> [The input]
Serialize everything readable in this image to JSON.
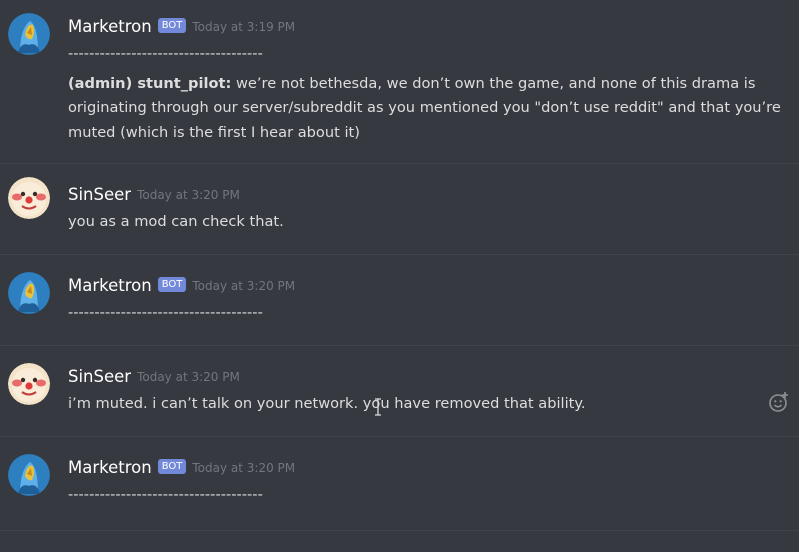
{
  "messages": [
    {
      "author": "Marketron",
      "bot_tag": "BOT",
      "timestamp": "Today at 3:19 PM",
      "lines": [
        "-------------------------------------",
        ""
      ],
      "quote_author": "(admin) stunt_pilot:",
      "quote_text": " we’re not bethesda, we don’t own the game, and none of this drama is originating through our server/subreddit as you mentioned you \"don’t use reddit\" and that you’re muted (which is the first I hear about it)"
    },
    {
      "author": "SinSeer",
      "timestamp": "Today at 3:20 PM",
      "text": "you as a mod can check that."
    },
    {
      "author": "Marketron",
      "bot_tag": "BOT",
      "timestamp": "Today at 3:20 PM",
      "text": "-------------------------------------"
    },
    {
      "author": "SinSeer",
      "timestamp": "Today at 3:20 PM",
      "text": "i’m muted. i can’t talk on your network. you have removed that ability."
    },
    {
      "author": "Marketron",
      "bot_tag": "BOT",
      "timestamp": "Today at 3:20 PM",
      "text": "-------------------------------------"
    }
  ],
  "icons": {
    "marketron_avatar": "blue-robed-figure-avatar",
    "sinseer_avatar": "clown-face-avatar",
    "add_reaction": "smiley-add-reaction-icon",
    "text_cursor": "i-beam-cursor-icon"
  },
  "colors": {
    "background": "#36393f",
    "bot_tag": "#7289da",
    "username": "#ffffff",
    "timestamp": "#72767d",
    "text": "#dcddde"
  }
}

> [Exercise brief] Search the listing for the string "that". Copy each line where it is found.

> [Output of the exercise]
      "quote_text": " we’re not bethesda, we don’t own the game, and none of this drama is originating through our server/subreddit as you mentioned you \"don’t use reddit\" and that you’re muted (which is the first I hear about it)"
      "text": "you as a mod can check that."
      "text": "i’m muted. i can’t talk on your network. you have removed that ability."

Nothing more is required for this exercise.